So, I think that when it all comes down to it, we're going to look back and say that was a pivotal time for the good in American public life, because now we've got a tax code that is built for this season that we're in and we're not going to be losing on an international basis, and we're going to be reshoring jobs and money and we will be more prosperous as a result.

CAMEROTA: This adds $1.5 trillion to the deficit, I thought the Republicans didn't like going into debt.

ROSKAM: It's a fair point. So I think what we do is look at this and we say, look, there's two ways that we use debt. One is we use it in our personal lives when we borrow money and we go and buy a house, for example, or we use it in business, we borrow money and we buy something that is increasing in value. Debt is a tool.

So, in this case, where we're taking on debt and we're getting two things for it. Number one, we're getting a tax code that is updated, that that we need desperately. The last time this code was updated as you know was over 30 years ago, and the entire nature of the economy has changed.

The second thing we're getting out of this is a more robust economy and a more dynamic economy. So, is that worth taking debt on? Yes, in my view.

CAMEROTA: I want to ask you about one of the perks.
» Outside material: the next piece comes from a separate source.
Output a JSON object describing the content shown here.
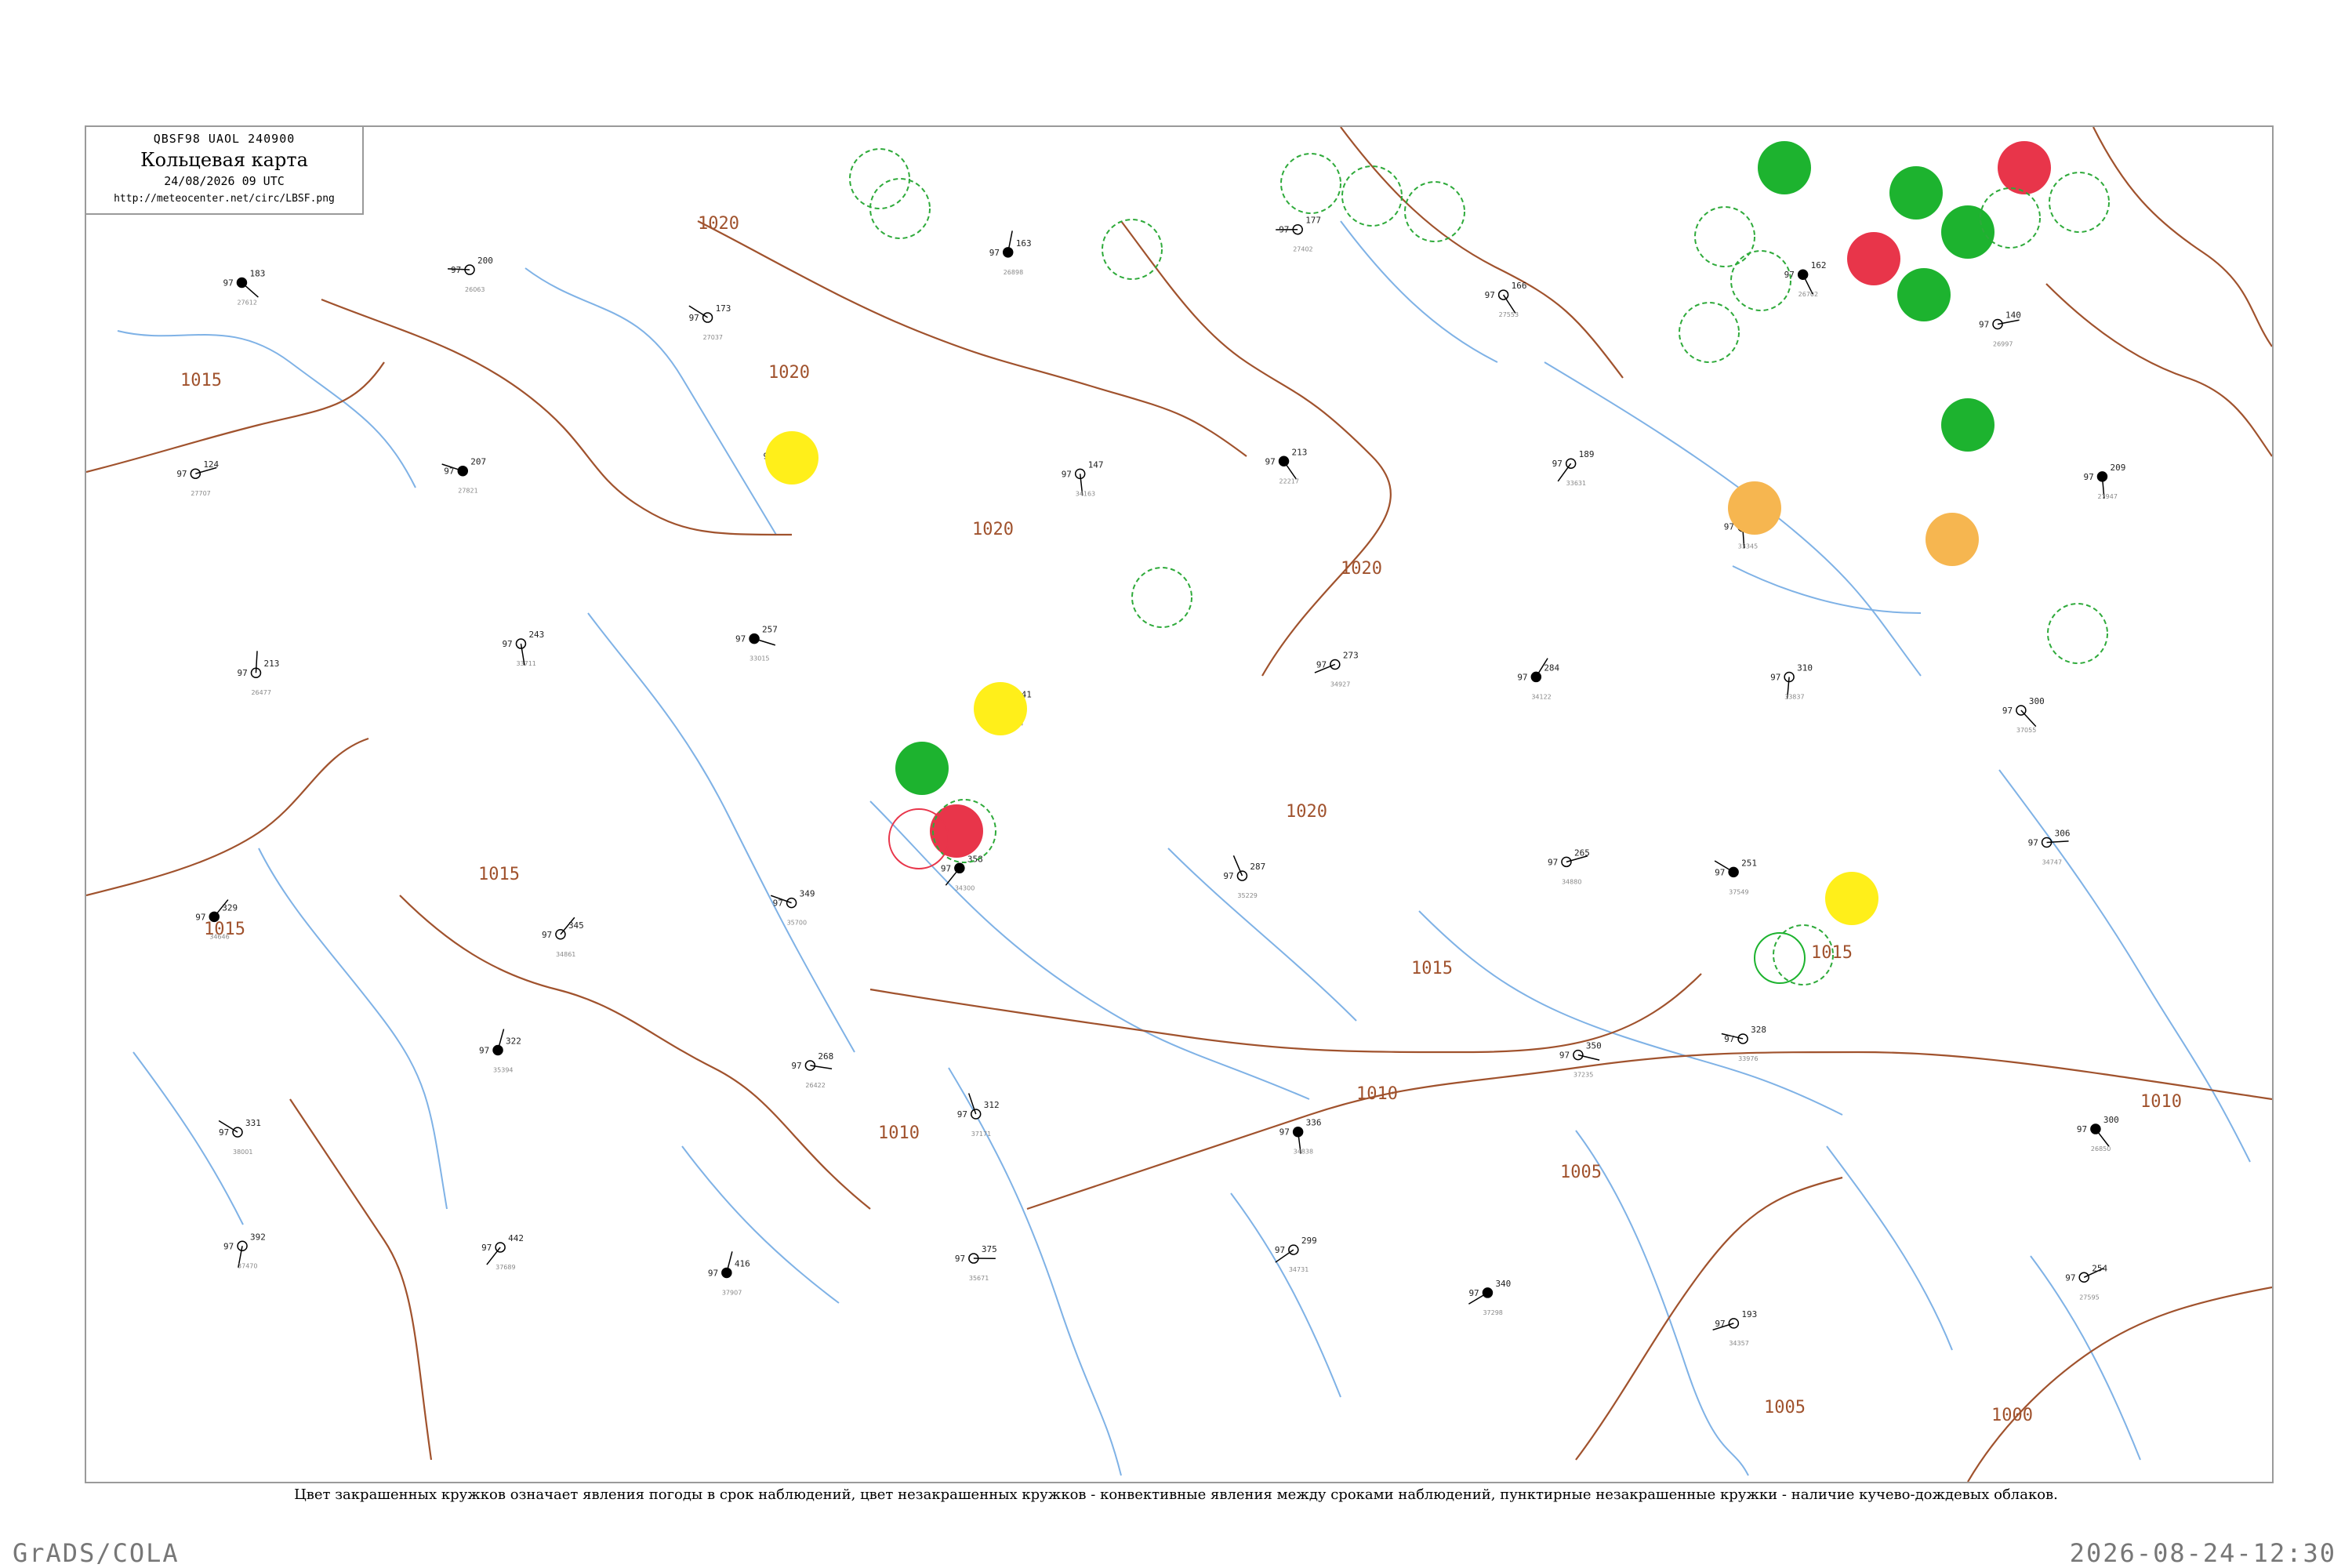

It's for real estate developers. They'll get a big tax cut. Is that it -- is it a tad unseen we to have people like President Trump, his son-in-law Jared Kushner being the beneficiaries of something like this giveaway?

ROSKAM: No, this is tracking on a story that was debunked yesterday by "Forbes Magazine" and it was also debunked in a letter that went from a Senator Hatch to Senator Corker. Somehow some language air- dropped, it's completely not true. These are concepts that have been well litigated and well-discussed.

CAMEROTA: So, they do not get -- so real estate developers do not get any --

ROSKAM: No, what I'm saying is there was no special air drop, what I'm -- what I'm speaking to is the news story that you're citing basically, and that has been debunked. I said debunked by "Forbes" --

CAMEROTA: But do real estate developers get any tax cut then?

ROSKAM: Everybody gets -- everybody gets a benefit in terms of how we've tried to approach this bill.

CAMEROTA: Not everybody in the country gets a benefit here.

ROSKAM: What I'm saying is from a business point of view. What you're trying to assert is that there was something that was air- dropped in at the end. What I'm doing is rejecting that --


CAMEROTA: No, I mean, I'm really trying to find out, do real estate developers like President Trump and Jared Kushner get benefits --

ROSKAM: I got a real estate in 6th congressional district of Illinois.

CAMEROTA: So, you'll get a big benefit.

ROSKAM: We worked hard to make sure that real estate and manufacturing and financial services and health care and all these other areas benefit.


Gary Cohn, one of the president's economic advisors, he -- it seemed that he had a sort of rude awakening at a recent CEOs conference, where the CEOs in the room were asked what they would do with these kinds of tax cuts because let's remember, businesses are sitting on a record amount of cash right now. There's been record profits. They are not cash-strapped these biggest businesses, the Apples, the Facebook's of the world. They are flush with cash.

And so, he expected them to say that they would hire more people or increase wages or increase capital expenditures for the good of productivity. They did not say that, and here was the moment where they were asked to raise their hands with what they would do.

Watch this.


UNIDENTIFIED MALE: If the tax reform bill goes through do you plan to increase investment of your company's investment, capital investment just a show of hands the tax reform goes through? OK.

GARY COHN, TRUMP SENIOR ECONOMIC ADVISER: Why aren't the other hands up? Why aren't the other hands up?


CAMEROTA: OK, that's the president senior economic advisor. Why aren't the other hands up? Hold on one second, what they're doing is giving dividends to share or shareholders and stock buybacks.

ROSKAM: So, it's a cute anecdote.